- Delta had ended its nonstop service to Mumbai in 2009.
- Delta has blamed Middle Eastern airlines for hurting its ability to operate in parts of Asia.
- Qatar and the U.A.E. reached deals earlier this year with the U.S. over airline practices.
Delta Air Lines will fly nonstop from the U.S. to India for the first time in a decade, a decision the airline said was due to recent agreements over three of its Middle Eastern rivals' practices.
The flights will begin next year and either depart from New York's John F. Kennedy International Airport or Delta's home base at Hartsfield-Jackson Atlanta International Airport, but the airline has not made a final decision.
Delta's announcement came after agreements this year appeared to put to rest a bitter, years-long dispute with three Persian Gulf airlines — Qatar Airways, Emirates and Etihad — which U.S. airlines said received government subsidies making it impossible for the U.S. carriers to compete in certain markets.
Delta CEO Ed Bastian told CNBC earlier this month the airline intended on returning to markets, including India, where it had been "hurt" by the three carriers.
In January, Qatar agreed to open its books and provide financial statements. Earlier this month, the United Arab Emirates agreed to a similar deal with the Trump administration. Bastian credited the administration for allowing the airline to restart the service to India. The three Persian Gulf carriers involved in the dispute with their U.S. competitors offer frequent service from their hubs to India.

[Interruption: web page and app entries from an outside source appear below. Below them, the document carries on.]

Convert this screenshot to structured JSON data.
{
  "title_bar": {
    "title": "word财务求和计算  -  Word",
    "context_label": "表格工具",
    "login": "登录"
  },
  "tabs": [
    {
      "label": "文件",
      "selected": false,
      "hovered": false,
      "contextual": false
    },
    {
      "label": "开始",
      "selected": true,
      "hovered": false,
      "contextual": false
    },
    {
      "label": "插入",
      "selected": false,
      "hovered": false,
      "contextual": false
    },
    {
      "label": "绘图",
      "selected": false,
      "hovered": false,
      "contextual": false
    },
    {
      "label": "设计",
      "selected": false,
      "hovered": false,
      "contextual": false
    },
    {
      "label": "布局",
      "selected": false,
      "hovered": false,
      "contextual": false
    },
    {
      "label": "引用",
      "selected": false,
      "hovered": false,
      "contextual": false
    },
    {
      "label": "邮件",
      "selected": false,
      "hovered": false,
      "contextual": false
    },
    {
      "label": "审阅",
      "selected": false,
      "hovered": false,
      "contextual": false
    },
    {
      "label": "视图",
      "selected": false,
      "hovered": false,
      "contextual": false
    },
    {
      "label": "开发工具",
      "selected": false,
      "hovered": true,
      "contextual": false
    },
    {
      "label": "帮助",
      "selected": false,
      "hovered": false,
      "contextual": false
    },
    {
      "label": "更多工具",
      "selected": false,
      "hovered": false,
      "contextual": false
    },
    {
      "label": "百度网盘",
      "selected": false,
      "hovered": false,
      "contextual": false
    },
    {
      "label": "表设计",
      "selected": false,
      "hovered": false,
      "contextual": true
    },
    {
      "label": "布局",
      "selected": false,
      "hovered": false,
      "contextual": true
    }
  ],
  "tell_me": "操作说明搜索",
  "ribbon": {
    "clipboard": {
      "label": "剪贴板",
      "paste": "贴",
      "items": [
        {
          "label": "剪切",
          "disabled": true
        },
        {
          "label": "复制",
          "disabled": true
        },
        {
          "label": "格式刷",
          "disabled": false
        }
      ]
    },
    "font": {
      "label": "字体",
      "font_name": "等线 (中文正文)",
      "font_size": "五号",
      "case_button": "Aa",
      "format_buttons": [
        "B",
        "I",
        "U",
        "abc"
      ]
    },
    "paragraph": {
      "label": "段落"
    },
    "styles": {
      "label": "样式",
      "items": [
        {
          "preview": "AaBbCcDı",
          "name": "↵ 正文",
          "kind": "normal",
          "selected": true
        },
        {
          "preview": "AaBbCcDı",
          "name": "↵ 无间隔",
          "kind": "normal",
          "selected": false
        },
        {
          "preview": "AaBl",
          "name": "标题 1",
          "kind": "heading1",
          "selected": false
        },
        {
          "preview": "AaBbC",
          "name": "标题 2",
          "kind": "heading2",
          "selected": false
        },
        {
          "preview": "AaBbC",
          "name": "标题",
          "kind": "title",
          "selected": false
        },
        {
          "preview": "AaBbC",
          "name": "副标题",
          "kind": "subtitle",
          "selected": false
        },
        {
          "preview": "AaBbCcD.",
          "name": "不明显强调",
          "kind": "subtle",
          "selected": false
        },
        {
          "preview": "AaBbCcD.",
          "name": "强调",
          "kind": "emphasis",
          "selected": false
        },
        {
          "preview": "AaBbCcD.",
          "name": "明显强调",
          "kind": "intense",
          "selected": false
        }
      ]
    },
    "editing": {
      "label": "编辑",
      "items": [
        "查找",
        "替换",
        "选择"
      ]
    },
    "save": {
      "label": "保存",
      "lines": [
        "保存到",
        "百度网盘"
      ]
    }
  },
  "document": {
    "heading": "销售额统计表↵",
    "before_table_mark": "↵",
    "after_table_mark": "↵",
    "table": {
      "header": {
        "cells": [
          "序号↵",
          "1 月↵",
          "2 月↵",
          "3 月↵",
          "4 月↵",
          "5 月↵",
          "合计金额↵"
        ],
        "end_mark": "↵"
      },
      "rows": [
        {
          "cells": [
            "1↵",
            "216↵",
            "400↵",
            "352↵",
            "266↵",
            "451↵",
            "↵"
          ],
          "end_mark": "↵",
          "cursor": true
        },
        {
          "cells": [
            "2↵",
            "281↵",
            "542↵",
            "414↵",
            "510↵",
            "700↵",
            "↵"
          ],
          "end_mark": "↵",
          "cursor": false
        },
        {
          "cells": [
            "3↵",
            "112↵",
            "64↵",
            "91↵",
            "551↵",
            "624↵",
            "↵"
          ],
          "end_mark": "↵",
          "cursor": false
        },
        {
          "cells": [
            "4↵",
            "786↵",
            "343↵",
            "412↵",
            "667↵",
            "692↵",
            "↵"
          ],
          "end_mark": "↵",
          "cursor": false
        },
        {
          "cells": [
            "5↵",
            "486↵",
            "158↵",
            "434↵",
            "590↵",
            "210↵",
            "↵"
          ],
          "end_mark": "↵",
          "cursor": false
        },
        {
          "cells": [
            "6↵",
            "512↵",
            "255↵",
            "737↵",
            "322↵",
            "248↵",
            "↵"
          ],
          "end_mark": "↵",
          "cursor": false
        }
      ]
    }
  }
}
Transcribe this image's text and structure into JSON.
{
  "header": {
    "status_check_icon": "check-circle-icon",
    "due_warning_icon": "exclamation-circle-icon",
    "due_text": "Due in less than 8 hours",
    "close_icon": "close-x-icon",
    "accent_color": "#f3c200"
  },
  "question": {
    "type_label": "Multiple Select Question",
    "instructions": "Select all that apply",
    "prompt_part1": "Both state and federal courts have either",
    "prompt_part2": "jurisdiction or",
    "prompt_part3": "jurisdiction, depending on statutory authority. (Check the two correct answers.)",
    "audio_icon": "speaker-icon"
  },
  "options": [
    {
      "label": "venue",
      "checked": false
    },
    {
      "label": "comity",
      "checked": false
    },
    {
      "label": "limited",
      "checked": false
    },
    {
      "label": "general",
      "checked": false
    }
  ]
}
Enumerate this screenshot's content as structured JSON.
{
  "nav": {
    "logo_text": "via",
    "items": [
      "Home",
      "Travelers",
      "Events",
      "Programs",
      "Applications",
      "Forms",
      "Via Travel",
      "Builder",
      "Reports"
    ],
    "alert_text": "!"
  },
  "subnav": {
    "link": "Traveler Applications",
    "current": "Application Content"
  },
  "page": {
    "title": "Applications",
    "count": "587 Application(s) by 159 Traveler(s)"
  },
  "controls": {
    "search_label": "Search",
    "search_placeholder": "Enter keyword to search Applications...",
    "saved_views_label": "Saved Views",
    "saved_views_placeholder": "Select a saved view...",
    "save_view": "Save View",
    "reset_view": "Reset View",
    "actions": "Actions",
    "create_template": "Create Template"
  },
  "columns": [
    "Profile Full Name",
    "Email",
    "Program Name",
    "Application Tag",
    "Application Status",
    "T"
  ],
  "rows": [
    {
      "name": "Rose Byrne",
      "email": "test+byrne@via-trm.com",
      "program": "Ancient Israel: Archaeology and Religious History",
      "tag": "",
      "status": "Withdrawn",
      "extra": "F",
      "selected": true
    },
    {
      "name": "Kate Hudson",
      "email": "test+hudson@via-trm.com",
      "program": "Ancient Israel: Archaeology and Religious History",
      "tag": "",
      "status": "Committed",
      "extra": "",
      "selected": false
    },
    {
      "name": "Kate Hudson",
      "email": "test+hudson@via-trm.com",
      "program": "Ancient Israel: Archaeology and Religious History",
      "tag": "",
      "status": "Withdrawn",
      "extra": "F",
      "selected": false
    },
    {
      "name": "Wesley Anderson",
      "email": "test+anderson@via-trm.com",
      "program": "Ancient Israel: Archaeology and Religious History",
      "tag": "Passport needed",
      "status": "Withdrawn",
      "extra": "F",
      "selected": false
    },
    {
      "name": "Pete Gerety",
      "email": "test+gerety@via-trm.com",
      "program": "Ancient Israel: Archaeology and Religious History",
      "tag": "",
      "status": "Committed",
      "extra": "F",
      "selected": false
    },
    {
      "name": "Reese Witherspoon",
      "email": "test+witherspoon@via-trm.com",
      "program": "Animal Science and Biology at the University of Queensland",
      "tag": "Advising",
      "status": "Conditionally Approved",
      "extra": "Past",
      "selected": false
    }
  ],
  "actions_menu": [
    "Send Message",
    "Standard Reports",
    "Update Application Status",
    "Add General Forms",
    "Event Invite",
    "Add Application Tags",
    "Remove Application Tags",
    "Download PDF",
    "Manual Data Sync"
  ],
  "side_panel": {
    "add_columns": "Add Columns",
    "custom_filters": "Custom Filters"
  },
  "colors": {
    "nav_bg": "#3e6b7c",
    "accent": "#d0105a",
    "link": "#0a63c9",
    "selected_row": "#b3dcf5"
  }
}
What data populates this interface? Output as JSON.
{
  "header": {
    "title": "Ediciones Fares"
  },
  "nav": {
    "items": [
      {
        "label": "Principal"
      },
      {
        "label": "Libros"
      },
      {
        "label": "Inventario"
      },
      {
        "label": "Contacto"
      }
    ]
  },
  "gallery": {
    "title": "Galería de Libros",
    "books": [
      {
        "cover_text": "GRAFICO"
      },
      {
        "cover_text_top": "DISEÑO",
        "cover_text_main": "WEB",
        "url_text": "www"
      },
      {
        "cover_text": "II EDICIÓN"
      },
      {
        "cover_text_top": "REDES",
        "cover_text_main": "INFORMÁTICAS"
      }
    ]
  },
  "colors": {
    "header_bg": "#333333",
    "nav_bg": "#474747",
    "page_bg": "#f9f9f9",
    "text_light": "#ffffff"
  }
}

"This move will mark a return to India for Delta, which was forced to exit the market after subsidized state-owned airlines made service economically unviable," the company said in its announcement
The service requires government approval, Delta said, adding that it plans to also expand its code-sharing agreement with local partner Jet Airways to carry passengers to other destinations in India.
United Airlines is the only U.S. airline that currently flies nonstop to India from the United States.